One element that has been massively addressed from the original is the linearity of the first game. About half way through DQ2, you return to the land of the original game and confront the grandson of the villain from the last game, presuming him to be commanding Hargon the sorcerer. In a nifty little twist, the new Dragonlord is actually a reformed character and helps you out by giving you a boat and directing you to find 5 crests which will allow you to beat the evil wizard.
This causes the rest of the game world to completely open up and you can tackle the rest of the quest in virtually any order you see fit. It’s actually really cool that they took such a freeform approach to the adventure and exploring new lands feels as massive and daunting as I’m sure it did in 1987.
A slight issue with this free roaming approach is that everything is way too cryptic and without a walkthrough, this game is almost impossible. The language of modern video games hadn’t really been established in 1987, so some items you need to progress are either locked behind really obtuse puzzles or are hidden in extremely absurd locations that I’m not sure anyone would be able to find on their own. The Fire Crest for example is just sitting behind the fire tower on the floor, except that it’s invisible so there is no way you’d know it’s ever there without either looking it up or literally clicking on every pixel in the game. You also really need to be careful about remembering which doors are unlocked by which keys, as there are some story required items hidden behind doors in the first few areas of the game. You likely won’t get the key to open these until 15 hours into the game so you’d better hope you remember them!
On top of this the game also has a few other odd quirks of it’s old school design. Annoyingly, each key and story item takes up one of your limited inventory spaces so by the end of the game, you basically cannot have any items. Hopefully by this point you’ve gotten so powerful that you don’t need items any longer but it’s certainly quite strange to be walking round with pockets full of keys and crests and no potions.
Also the addition of the quick save option in the remakes is an absolute godsend. In the original you could only save by speaking to certain priests although for some reason there is not one in each town. I don’t actually think I’d have been able to finish this game without the option to put it down and pick it up at any time. It really made the grinding a hell of a lot more palatable knowing I wouldn’t have to trek back to a save spot when I’d finally had my fill.
So I had a surprisingly good time with both games with DQ2 being the slightly more frustrating but more complex experience. I’m not 100% convinced that playing these games is the best introduction to the series as some elements are so archaic that I’m not sure many people without my patience for obtuse retro mechanics could put up with it. I’ve heard that DQ5 and 8 are considered the best places to jump into the series so we’ll have to assess that when we get to them. Overall though, I had a good time with them and it was fun to go back to a more simple style of game after all the complex and modern games I’ve been playing recently.

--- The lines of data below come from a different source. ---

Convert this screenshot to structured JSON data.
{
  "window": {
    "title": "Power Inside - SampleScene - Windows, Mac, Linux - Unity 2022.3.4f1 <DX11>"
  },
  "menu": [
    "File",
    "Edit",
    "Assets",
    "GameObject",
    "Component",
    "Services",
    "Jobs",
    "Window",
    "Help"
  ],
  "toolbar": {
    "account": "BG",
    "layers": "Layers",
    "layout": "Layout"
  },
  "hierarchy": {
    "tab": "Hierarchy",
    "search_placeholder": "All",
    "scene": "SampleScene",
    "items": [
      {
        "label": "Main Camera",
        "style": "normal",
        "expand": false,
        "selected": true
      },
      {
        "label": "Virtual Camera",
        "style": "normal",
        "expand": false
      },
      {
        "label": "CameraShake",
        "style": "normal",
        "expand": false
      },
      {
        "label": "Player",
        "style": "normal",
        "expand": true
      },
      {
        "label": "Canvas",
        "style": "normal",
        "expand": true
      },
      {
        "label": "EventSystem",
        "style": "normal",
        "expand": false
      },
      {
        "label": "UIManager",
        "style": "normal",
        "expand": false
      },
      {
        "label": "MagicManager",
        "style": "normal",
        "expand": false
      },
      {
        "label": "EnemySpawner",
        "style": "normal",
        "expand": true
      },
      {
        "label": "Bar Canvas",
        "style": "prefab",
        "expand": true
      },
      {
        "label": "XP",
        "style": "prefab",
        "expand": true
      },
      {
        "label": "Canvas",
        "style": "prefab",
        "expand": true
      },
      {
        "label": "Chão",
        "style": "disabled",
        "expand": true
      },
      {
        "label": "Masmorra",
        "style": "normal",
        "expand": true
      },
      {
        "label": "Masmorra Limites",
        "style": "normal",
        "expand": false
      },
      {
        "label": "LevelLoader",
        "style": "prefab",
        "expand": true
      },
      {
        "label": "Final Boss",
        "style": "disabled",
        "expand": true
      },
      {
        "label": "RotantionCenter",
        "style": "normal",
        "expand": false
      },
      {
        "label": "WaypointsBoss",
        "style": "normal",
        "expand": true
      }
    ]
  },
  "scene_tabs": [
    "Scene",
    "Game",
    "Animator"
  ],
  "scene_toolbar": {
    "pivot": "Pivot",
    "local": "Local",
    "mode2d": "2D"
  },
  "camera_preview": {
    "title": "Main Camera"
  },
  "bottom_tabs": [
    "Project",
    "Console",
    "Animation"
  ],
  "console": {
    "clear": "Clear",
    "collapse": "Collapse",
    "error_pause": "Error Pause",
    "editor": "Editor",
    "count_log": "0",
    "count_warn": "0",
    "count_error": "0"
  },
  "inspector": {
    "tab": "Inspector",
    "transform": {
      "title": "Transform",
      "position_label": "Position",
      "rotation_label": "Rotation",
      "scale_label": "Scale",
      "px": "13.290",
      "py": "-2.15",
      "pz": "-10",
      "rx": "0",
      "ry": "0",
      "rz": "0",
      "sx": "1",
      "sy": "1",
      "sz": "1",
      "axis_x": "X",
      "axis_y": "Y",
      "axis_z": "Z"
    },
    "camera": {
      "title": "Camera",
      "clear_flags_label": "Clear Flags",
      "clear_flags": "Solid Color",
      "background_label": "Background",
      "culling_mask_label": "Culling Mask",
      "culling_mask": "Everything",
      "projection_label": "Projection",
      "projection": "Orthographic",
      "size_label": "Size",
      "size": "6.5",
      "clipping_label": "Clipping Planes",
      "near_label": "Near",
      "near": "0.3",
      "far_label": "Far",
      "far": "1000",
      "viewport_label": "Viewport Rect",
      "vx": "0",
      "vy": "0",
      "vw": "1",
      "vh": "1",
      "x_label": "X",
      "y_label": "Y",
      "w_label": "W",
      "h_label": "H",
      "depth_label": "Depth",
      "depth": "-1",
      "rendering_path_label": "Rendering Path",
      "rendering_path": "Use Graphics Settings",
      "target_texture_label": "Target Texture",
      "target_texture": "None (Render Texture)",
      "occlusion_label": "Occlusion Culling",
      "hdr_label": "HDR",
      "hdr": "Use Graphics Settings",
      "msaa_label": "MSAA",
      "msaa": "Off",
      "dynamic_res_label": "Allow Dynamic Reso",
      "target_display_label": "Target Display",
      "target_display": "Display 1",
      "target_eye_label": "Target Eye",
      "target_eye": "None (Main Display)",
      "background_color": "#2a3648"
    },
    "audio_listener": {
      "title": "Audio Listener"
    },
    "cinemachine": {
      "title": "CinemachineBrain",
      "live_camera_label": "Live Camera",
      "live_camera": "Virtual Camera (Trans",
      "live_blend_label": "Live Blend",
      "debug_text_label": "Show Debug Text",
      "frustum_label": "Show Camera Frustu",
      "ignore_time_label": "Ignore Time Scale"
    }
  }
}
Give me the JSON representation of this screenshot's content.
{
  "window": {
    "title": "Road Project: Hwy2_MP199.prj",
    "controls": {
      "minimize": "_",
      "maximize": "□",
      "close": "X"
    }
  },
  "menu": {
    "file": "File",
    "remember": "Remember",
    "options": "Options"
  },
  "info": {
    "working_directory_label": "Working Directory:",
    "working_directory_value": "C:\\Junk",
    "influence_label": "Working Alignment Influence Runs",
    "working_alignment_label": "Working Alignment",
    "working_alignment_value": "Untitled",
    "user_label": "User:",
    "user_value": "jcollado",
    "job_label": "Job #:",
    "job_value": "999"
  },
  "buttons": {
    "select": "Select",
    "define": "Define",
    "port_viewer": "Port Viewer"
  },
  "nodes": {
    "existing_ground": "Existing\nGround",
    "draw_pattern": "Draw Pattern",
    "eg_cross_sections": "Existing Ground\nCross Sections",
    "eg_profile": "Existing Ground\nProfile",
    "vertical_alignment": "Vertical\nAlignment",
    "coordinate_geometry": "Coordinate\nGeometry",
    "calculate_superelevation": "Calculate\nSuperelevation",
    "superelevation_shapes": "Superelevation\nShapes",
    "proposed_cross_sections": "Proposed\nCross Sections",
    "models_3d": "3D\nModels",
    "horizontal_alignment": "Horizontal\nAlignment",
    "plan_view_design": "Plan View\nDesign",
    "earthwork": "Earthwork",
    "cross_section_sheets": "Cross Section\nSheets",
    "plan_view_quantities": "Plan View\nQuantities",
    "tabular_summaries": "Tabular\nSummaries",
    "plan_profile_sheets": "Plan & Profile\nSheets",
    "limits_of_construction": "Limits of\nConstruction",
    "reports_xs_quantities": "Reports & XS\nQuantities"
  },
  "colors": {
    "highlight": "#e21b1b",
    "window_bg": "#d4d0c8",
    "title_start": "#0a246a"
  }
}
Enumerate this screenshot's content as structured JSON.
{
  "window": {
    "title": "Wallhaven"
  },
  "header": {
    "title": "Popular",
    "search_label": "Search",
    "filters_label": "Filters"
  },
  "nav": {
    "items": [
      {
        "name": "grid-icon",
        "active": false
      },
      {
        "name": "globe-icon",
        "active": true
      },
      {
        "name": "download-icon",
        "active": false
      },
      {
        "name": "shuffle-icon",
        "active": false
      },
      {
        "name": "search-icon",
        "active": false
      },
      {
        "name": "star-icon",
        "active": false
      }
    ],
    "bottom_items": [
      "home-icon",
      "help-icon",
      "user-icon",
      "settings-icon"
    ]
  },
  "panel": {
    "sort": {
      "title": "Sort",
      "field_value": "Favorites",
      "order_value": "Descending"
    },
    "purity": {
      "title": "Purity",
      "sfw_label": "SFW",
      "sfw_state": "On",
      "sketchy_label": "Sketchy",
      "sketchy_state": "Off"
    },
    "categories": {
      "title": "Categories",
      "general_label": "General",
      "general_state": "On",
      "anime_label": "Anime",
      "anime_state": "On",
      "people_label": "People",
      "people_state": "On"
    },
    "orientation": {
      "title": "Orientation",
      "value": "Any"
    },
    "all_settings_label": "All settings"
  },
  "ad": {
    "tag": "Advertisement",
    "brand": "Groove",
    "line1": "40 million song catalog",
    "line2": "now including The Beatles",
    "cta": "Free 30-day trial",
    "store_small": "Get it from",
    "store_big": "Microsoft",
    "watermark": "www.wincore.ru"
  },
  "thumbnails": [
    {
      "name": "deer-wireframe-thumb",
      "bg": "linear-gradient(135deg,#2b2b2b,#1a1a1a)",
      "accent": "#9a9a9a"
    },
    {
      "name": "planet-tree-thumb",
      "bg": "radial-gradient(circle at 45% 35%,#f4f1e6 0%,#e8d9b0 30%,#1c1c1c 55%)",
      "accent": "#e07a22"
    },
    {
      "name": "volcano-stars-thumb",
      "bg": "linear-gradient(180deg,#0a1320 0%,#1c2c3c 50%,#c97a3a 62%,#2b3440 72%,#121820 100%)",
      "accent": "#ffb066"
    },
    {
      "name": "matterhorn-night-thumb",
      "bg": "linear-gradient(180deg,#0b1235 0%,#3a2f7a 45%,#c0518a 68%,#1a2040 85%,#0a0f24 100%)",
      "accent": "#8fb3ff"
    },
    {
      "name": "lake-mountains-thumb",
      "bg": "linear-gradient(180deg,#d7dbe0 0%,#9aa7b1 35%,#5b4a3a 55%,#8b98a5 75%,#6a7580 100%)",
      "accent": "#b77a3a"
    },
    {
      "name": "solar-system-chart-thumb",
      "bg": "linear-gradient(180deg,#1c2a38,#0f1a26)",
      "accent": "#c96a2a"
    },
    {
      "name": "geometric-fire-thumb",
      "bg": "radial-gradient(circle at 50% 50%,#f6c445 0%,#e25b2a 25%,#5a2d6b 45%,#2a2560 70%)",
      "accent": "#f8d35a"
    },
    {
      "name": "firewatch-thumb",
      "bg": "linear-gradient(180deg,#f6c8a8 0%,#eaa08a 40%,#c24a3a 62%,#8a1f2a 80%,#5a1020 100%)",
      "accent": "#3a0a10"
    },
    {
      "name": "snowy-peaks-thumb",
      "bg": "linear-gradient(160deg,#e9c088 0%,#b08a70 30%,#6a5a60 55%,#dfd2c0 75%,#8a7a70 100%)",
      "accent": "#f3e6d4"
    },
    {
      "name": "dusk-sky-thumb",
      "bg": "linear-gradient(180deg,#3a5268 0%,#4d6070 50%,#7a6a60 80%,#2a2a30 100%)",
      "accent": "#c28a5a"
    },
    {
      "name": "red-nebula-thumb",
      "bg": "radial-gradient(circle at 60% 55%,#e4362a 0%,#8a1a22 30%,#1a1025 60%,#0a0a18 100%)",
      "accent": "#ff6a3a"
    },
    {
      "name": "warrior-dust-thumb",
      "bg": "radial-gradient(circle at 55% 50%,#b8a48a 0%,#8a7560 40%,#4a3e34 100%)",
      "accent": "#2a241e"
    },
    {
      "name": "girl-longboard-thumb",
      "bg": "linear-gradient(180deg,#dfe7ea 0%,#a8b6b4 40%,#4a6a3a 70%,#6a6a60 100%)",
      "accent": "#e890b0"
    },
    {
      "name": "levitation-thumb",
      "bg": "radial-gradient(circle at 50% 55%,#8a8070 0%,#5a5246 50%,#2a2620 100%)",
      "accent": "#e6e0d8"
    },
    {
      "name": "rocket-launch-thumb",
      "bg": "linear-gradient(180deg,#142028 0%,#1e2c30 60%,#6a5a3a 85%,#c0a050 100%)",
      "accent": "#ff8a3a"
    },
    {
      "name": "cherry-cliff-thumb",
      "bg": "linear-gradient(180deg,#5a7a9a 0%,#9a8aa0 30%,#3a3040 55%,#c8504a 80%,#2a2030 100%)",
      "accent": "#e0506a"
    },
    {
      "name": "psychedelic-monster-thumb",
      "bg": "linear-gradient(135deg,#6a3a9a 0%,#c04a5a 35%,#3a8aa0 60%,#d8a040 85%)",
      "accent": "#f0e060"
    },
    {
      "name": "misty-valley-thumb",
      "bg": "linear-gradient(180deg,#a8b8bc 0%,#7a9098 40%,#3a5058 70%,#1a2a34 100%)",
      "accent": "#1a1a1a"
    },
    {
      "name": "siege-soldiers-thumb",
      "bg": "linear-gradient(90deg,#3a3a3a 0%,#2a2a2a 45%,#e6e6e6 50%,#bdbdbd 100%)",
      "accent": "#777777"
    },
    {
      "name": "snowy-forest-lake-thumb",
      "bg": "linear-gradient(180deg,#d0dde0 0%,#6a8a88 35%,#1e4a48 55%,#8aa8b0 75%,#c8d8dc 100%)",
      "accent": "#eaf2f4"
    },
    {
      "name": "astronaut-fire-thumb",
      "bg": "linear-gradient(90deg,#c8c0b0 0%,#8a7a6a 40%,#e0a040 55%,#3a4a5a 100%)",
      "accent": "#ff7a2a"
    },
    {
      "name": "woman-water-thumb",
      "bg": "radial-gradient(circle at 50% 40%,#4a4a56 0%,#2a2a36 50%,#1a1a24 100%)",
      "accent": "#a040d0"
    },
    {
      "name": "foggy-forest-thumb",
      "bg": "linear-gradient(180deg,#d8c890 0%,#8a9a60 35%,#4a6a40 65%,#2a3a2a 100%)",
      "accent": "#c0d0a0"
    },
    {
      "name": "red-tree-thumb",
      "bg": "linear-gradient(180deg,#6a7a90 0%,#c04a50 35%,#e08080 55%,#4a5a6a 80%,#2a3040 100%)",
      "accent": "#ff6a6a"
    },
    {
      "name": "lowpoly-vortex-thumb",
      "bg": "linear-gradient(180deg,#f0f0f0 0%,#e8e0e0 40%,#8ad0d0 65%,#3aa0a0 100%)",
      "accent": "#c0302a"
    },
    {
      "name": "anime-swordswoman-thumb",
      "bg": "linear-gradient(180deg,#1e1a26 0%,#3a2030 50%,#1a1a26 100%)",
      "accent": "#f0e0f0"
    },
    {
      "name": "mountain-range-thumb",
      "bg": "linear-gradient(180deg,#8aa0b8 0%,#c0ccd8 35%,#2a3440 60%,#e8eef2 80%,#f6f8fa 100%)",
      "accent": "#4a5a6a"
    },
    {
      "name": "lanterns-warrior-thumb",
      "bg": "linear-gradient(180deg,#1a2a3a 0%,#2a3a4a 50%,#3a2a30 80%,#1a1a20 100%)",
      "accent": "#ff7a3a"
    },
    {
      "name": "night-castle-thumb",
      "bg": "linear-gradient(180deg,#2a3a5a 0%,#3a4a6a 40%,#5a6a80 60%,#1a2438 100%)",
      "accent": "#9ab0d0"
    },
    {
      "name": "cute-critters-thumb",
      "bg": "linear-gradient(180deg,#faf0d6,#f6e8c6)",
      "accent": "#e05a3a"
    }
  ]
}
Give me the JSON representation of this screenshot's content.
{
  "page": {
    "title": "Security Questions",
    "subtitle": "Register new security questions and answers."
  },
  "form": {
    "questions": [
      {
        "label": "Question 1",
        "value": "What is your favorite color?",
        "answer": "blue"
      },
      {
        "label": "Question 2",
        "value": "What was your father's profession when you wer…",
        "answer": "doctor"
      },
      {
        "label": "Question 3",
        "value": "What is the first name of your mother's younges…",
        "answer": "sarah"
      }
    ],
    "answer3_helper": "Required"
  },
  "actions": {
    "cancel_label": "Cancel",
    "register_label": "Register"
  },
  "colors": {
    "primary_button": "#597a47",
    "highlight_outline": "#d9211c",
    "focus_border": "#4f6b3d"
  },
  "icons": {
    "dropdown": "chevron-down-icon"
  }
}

Apparently DQ3 forms a final part of what’s known as the “Erdrick trilogy” so I’m excited to see how that rounds out the 8bit Dragon Quest games. I must be a sucker for more punishment, bring on more grinding!